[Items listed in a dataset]
##########
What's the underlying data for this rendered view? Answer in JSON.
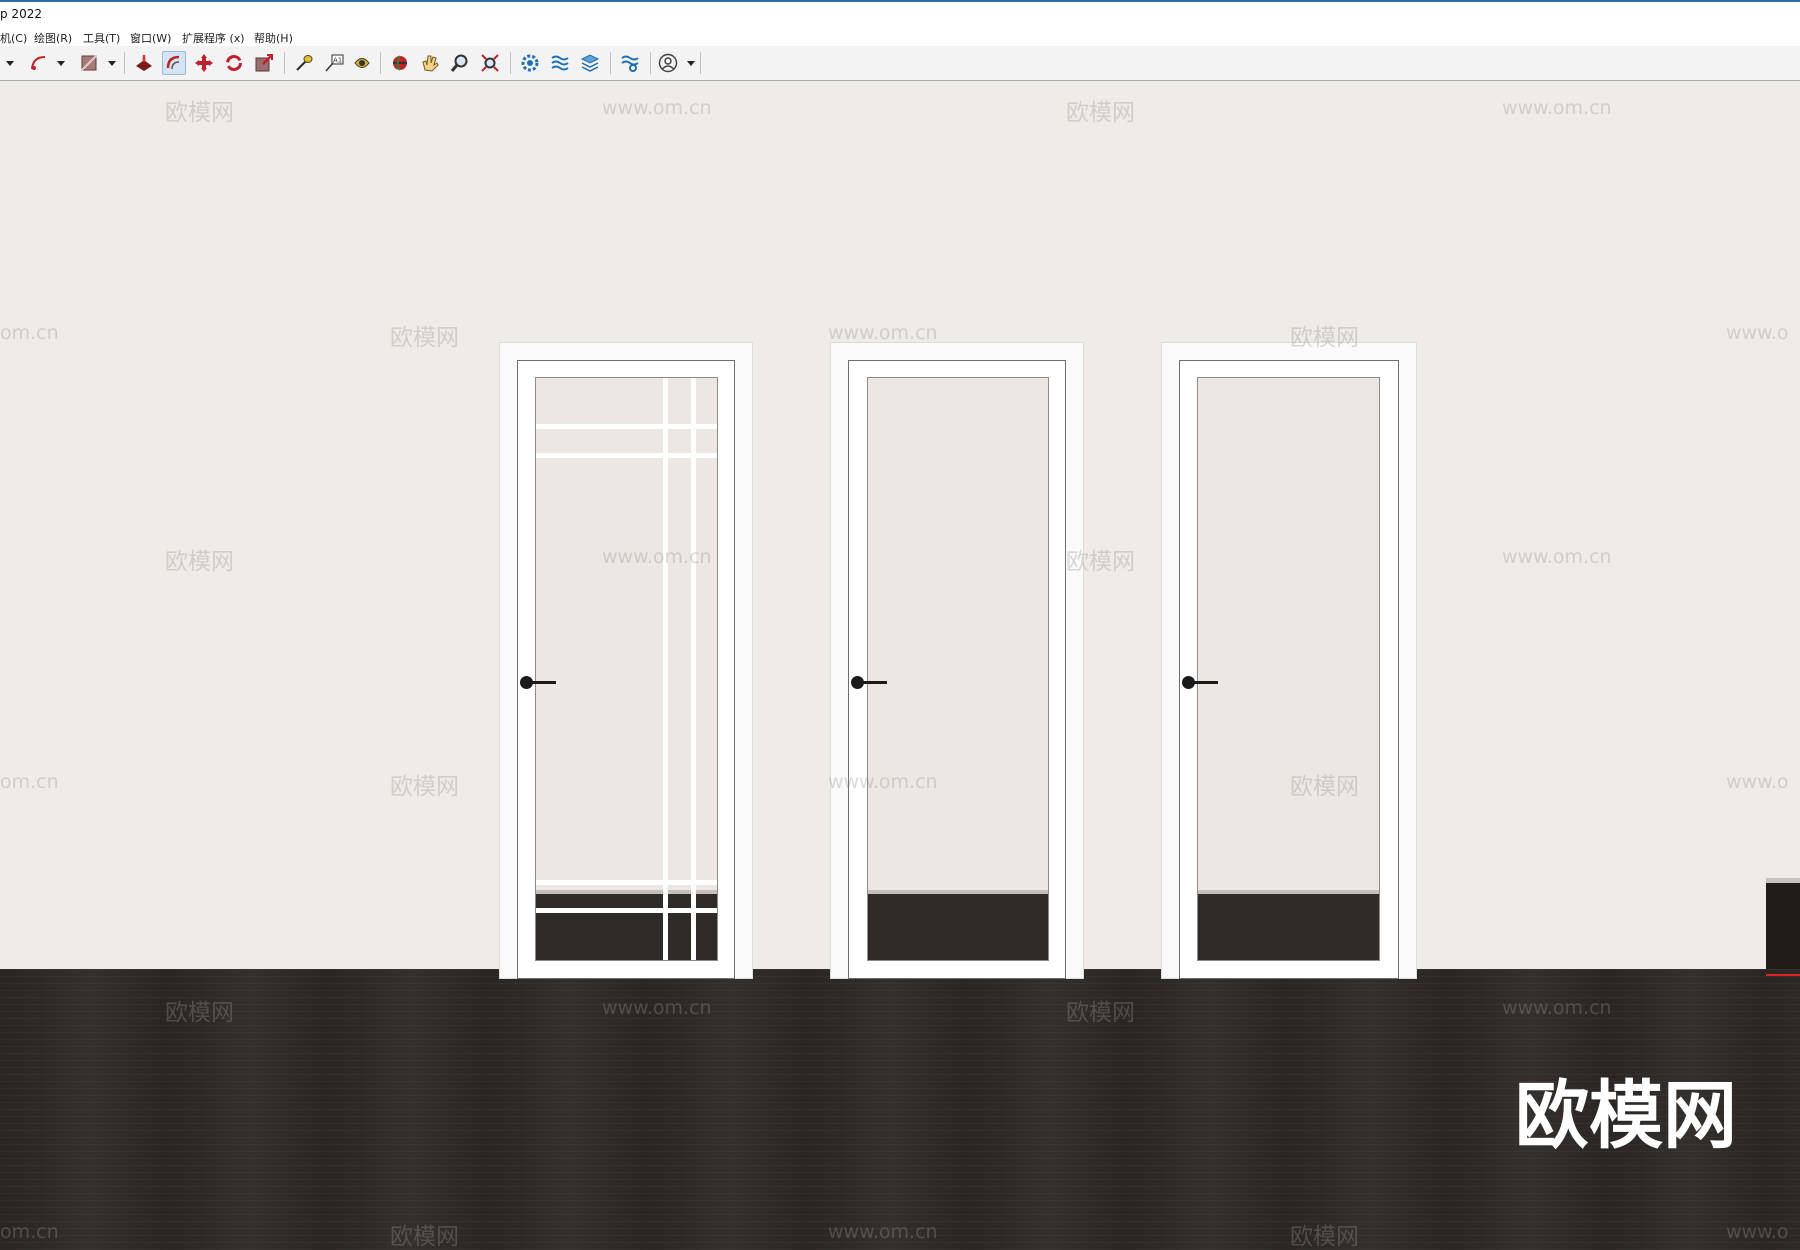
{
  "window": {
    "title": "p 2022",
    "accent_color": "#2e6fa3"
  },
  "menu": {
    "items": [
      "机(C)",
      "绘图(R)",
      "工具(T)",
      "窗口(W)",
      "扩展程序 (x)",
      "帮助(H)"
    ]
  },
  "toolbar": {
    "buttons": [
      "dropdown-icon",
      "arc-pencil-icon",
      "paint-bucket-icon",
      "push-pull-icon",
      "offset-icon",
      "move-icon",
      "rotate-icon",
      "scale-icon",
      "tape-measure-icon",
      "text-label-icon",
      "paint-icon",
      "orbit-icon",
      "pan-icon",
      "zoom-icon",
      "zoom-extents-icon",
      "extension-gear-icon",
      "extension-wave-icon",
      "extension-layers-icon",
      "extension-settings-icon",
      "user-account-icon"
    ],
    "active_button": "offset-icon",
    "account_label": "user-account"
  },
  "scene": {
    "wall_color": "#efebe7",
    "floor_color": "#2d2926",
    "doors": [
      {
        "name": "door-grid-glass",
        "style": "glass with grid bars"
      },
      {
        "name": "door-plain-glass",
        "style": "full glass"
      },
      {
        "name": "door-slim-glass",
        "style": "full glass slim frame"
      }
    ]
  },
  "watermarks": {
    "brand_text": "欧模网",
    "url_text": "www.om.cn",
    "url_fragment_left": "om.cn",
    "url_fragment_right": "www.o",
    "big_brand": "欧模网"
  }
}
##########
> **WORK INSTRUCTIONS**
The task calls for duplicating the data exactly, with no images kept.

> **WRITTEN SOLUTION**
What's the underlying data for this rendered view? Answer in JSON.
{
  "window": {
    "title": "p 2022",
    "accent_color": "#2e6fa3"
  },
  "menu": {
    "items": [
      "机(C)",
      "绘图(R)",
      "工具(T)",
      "窗口(W)",
      "扩展程序 (x)",
      "帮助(H)"
    ]
  },
  "toolbar": {
    "buttons": [
      "dropdown-icon",
      "arc-pencil-icon",
      "paint-bucket-icon",
      "push-pull-icon",
      "offset-icon",
      "move-icon",
      "rotate-icon",
      "scale-icon",
      "tape-measure-icon",
      "text-label-icon",
      "paint-icon",
      "orbit-icon",
      "pan-icon",
      "zoom-icon",
      "zoom-extents-icon",
      "extension-gear-icon",
      "extension-wave-icon",
      "extension-layers-icon",
      "extension-settings-icon",
      "user-account-icon"
    ],
    "active_button": "offset-icon",
    "account_label": "user-account"
  },
  "scene": {
    "wall_color": "#efebe7",
    "floor_color": "#2d2926",
    "doors": [
      {
        "name": "door-grid-glass",
        "style": "glass with grid bars"
      },
      {
        "name": "door-plain-glass",
        "style": "full glass"
      },
      {
        "name": "door-slim-glass",
        "style": "full glass slim frame"
      }
    ]
  },
  "watermarks": {
    "brand_text": "欧模网",
    "url_text": "www.om.cn",
    "url_fragment_left": "om.cn",
    "url_fragment_right": "www.o",
    "big_brand": "欧模网"
  }
}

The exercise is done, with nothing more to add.